**** LISTED ENTRIES
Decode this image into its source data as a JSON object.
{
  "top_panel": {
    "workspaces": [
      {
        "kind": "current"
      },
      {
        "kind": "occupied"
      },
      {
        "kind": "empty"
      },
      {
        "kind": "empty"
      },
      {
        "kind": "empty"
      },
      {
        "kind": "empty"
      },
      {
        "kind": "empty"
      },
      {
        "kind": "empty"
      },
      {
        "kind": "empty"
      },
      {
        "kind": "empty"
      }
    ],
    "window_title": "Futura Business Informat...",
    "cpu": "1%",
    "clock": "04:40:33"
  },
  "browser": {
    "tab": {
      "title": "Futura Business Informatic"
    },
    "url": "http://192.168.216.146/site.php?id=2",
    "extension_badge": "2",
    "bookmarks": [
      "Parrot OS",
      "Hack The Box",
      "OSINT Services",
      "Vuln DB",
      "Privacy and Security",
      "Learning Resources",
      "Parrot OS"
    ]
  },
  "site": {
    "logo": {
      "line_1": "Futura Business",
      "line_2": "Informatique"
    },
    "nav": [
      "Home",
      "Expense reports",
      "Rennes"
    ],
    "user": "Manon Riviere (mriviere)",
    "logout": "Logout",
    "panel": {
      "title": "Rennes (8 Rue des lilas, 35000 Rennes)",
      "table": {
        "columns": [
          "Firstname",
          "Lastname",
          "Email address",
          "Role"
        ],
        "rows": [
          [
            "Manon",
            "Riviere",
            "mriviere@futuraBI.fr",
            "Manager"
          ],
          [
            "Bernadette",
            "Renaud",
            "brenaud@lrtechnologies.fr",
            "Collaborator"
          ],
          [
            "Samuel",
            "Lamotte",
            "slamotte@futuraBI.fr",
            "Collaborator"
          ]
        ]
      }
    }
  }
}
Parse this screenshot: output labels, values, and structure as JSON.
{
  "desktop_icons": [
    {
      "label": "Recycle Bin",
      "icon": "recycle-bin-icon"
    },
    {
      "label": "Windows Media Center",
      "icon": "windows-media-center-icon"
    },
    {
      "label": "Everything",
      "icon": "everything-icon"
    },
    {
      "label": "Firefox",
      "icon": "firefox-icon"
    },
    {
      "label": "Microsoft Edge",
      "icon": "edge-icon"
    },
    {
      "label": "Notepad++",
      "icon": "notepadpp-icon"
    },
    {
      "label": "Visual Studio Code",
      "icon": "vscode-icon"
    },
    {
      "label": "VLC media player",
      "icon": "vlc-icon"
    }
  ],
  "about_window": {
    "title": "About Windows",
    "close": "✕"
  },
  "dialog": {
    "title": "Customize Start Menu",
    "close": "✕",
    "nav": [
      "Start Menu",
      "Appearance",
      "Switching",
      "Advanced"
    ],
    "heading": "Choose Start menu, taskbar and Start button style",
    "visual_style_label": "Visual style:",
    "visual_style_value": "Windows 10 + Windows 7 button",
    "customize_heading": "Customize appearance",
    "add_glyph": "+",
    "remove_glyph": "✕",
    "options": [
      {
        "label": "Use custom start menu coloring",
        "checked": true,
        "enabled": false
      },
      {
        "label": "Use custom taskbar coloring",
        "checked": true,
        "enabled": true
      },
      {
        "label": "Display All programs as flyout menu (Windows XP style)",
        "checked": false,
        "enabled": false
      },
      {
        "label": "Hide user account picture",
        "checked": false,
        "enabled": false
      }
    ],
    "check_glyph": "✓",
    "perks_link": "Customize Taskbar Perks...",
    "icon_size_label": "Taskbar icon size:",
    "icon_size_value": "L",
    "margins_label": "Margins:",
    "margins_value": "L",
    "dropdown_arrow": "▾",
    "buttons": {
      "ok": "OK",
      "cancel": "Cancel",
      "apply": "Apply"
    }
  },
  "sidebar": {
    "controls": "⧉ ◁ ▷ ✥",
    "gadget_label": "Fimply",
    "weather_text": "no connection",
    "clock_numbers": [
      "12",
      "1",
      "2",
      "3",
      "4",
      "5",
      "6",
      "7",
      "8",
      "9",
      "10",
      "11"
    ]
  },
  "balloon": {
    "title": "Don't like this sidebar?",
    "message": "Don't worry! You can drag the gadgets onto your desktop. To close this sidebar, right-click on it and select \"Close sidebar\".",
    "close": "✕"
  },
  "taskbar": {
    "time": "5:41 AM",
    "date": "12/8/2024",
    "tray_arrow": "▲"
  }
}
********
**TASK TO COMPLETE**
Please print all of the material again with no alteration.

**SOLUTION**
Decode this image into its source data as a JSON object.
{
  "top_panel": {
    "workspaces": [
      {
        "kind": "current"
      },
      {
        "kind": "occupied"
      },
      {
        "kind": "empty"
      },
      {
        "kind": "empty"
      },
      {
        "kind": "empty"
      },
      {
        "kind": "empty"
      },
      {
        "kind": "empty"
      },
      {
        "kind": "empty"
      },
      {
        "kind": "empty"
      },
      {
        "kind": "empty"
      }
    ],
    "window_title": "Futura Business Informat...",
    "cpu": "1%",
    "clock": "04:40:33"
  },
  "browser": {
    "tab": {
      "title": "Futura Business Informatic"
    },
    "url": "http://192.168.216.146/site.php?id=2",
    "extension_badge": "2",
    "bookmarks": [
      "Parrot OS",
      "Hack The Box",
      "OSINT Services",
      "Vuln DB",
      "Privacy and Security",
      "Learning Resources",
      "Parrot OS"
    ]
  },
  "site": {
    "logo": {
      "line_1": "Futura Business",
      "line_2": "Informatique"
    },
    "nav": [
      "Home",
      "Expense reports",
      "Rennes"
    ],
    "user": "Manon Riviere (mriviere)",
    "logout": "Logout",
    "panel": {
      "title": "Rennes (8 Rue des lilas, 35000 Rennes)",
      "table": {
        "columns": [
          "Firstname",
          "Lastname",
          "Email address",
          "Role"
        ],
        "rows": [
          [
            "Manon",
            "Riviere",
            "mriviere@futuraBI.fr",
            "Manager"
          ],
          [
            "Bernadette",
            "Renaud",
            "brenaud@lrtechnologies.fr",
            "Collaborator"
          ],
          [
            "Samuel",
            "Lamotte",
            "slamotte@futuraBI.fr",
            "Collaborator"
          ]
        ]
      }
    }
  }
}
Parse this screenshot: output labels, values, and structure as JSON.
{
  "desktop_icons": [
    {
      "label": "Recycle Bin",
      "icon": "recycle-bin-icon"
    },
    {
      "label": "Windows Media Center",
      "icon": "windows-media-center-icon"
    },
    {
      "label": "Everything",
      "icon": "everything-icon"
    },
    {
      "label": "Firefox",
      "icon": "firefox-icon"
    },
    {
      "label": "Microsoft Edge",
      "icon": "edge-icon"
    },
    {
      "label": "Notepad++",
      "icon": "notepadpp-icon"
    },
    {
      "label": "Visual Studio Code",
      "icon": "vscode-icon"
    },
    {
      "label": "VLC media player",
      "icon": "vlc-icon"
    }
  ],
  "about_window": {
    "title": "About Windows",
    "close": "✕"
  },
  "dialog": {
    "title": "Customize Start Menu",
    "close": "✕",
    "nav": [
      "Start Menu",
      "Appearance",
      "Switching",
      "Advanced"
    ],
    "heading": "Choose Start menu, taskbar and Start button style",
    "visual_style_label": "Visual style:",
    "visual_style_value": "Windows 10 + Windows 7 button",
    "customize_heading": "Customize appearance",
    "add_glyph": "+",
    "remove_glyph": "✕",
    "options": [
      {
        "label": "Use custom start menu coloring",
        "checked": true,
        "enabled": false
      },
      {
        "label": "Use custom taskbar coloring",
        "checked": true,
        "enabled": true
      },
      {
        "label": "Display All programs as flyout menu (Windows XP style)",
        "checked": false,
        "enabled": false
      },
      {
        "label": "Hide user account picture",
        "checked": false,
        "enabled": false
      }
    ],
    "check_glyph": "✓",
    "perks_link": "Customize Taskbar Perks...",
    "icon_size_label": "Taskbar icon size:",
    "icon_size_value": "L",
    "margins_label": "Margins:",
    "margins_value": "L",
    "dropdown_arrow": "▾",
    "buttons": {
      "ok": "OK",
      "cancel": "Cancel",
      "apply": "Apply"
    }
  },
  "sidebar": {
    "controls": "⧉ ◁ ▷ ✥",
    "gadget_label": "Fimply",
    "weather_text": "no connection",
    "clock_numbers": [
      "12",
      "1",
      "2",
      "3",
      "4",
      "5",
      "6",
      "7",
      "8",
      "9",
      "10",
      "11"
    ]
  },
  "balloon": {
    "title": "Don't like this sidebar?",
    "message": "Don't worry! You can drag the gadgets onto your desktop. To close this sidebar, right-click on it and select \"Close sidebar\".",
    "close": "✕"
  },
  "taskbar": {
    "time": "5:41 AM",
    "date": "12/8/2024",
    "tray_arrow": "▲"
  }
}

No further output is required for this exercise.